Gardening can be an act of love and a healing endeavor. It can be a great way to practice presence, to release tensions of the day, and to cultivate peace.
In 1997, in Beirut, Lebanon, a Garden of Forgiveness was created as a place of calm reflection within the city, and expressing themes of understanding, forgiveness, and unity. Conceived by Alexandra Asseily, the garden--still incomplete due to security issues--aims to nurture peace and healing.
Creating a garden--large or small--where love and forgiveness are the focus of reflection takes thought and planning. Yet the payoff can be great.
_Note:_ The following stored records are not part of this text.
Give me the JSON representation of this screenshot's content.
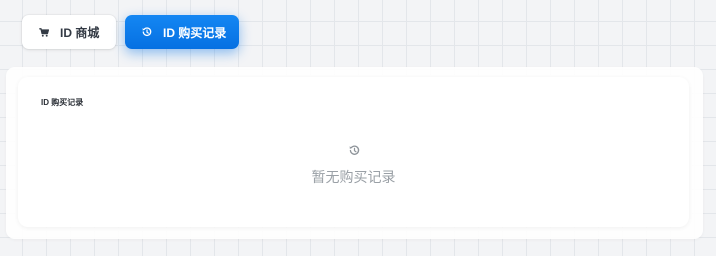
{
  "tabs": {
    "shop": {
      "label": "ID 商城",
      "icon": "cart-icon"
    },
    "records": {
      "label": "ID 购买记录",
      "icon": "history-icon",
      "active": true
    }
  },
  "records_panel": {
    "title": "ID 购买记录",
    "empty_icon": "history-icon",
    "empty_text": "暂无购买记录"
  },
  "colors": {
    "accent": "#0a78ea",
    "background": "#f3f4f6",
    "muted_text": "#9aa0a6"
  }
}
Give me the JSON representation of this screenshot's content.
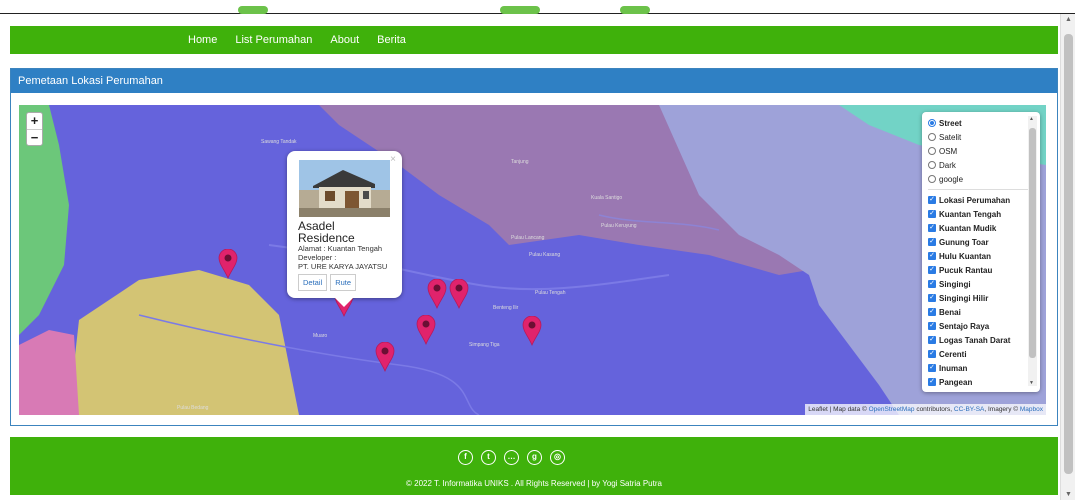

Imagine having a peaceful place nearby where you can relax and spend time unwinding. What impact might such a place have on you and your relationships?
Whether you want to create a small place to sit and reflect or an ambitious community garden, like the one in Beirut, here are seven things to consider:
1. Planning: Careful planning can help you create a garden that best reflects the factors that are important to you, and that maximizes the impact of your space. Better Homes and Gardens offers a useful, interactive online planning tool. Get ideas by visiting local gardens, looking in magazines or on the internet. Contact your local garden club or horticultural society to find out about garden shows or community gardens of remembrance or reflection. Consider upkeep, seasonal variety of plants, and, of course, cost.
2. Location, Location, Location: Where will your garden be? Where is the sun over the course of the day? Do you want to expand on the view from the space or try to hide it? How much natural noise is there? Is there a natural border to the garden, such as a fence or hedge, or do you need to create one? What shape will your garden be? A circle signifies continuity and new beginnings, a square or rectangle is grounded, solid and permanent, and a triangle symbolizes life and procreation.
3. A Focal Point: Many of the world's finest gardens draw the eye to a focal point. It could be a sculpture, rock, topiary, gate, fountain, tree, or a mass of one type of flower. Consider whether you would like to have something that symbolizes love and forgiveness to you, such as a statue, water feature, or wind chime. You could also place items strategically at the end of a pathway or next to a seating area. You may also want to write words, such as "serenity", "peace", "love", and "forgiveness", on large stones.
4. A Place to Walk: Some people like to sit in stillness when they reflect; others prefer to walk around. Depending on the size of your space, consider whether you’d like to include a maze, labyrinth, or pathways. These can be created with different materials—grasses, hedges, mulch, pebbles or stones.
5. A Place to Sit: What kind of seating will you want—a bench, chair, or grassy knoll? Will it be in the sun or shade? Most people prefer to sit in a shady spot, except on a cool fall or winter day. Is it possible to have seating in both a shady and sunny spot? What will you hear, smell, and see from the seating area?
6. The Birds and the Bees: Do you want to attract birds, butterflies, and other wildlife? Do you want to deter deer or rabbits? Think about having a birdbath or bird feeder in the garden. Research plants that attract butterflies.
7. What Kinds of Plants?: Your garden of love or forgiveness can contain a broad variety of plants. As you contemplate your overall plan for plants, think about having a variety of colors, shapes, scents, textures, and heights. Consider which plants bloom at which times of the year so that there is visual interest throughout the year. Keep in mind which plants will grow in the particular zone where your garden is located.
Most of all, create a place that feels nurturing. As you care for your garden, it will do the same for you and the sentient beings you share it with.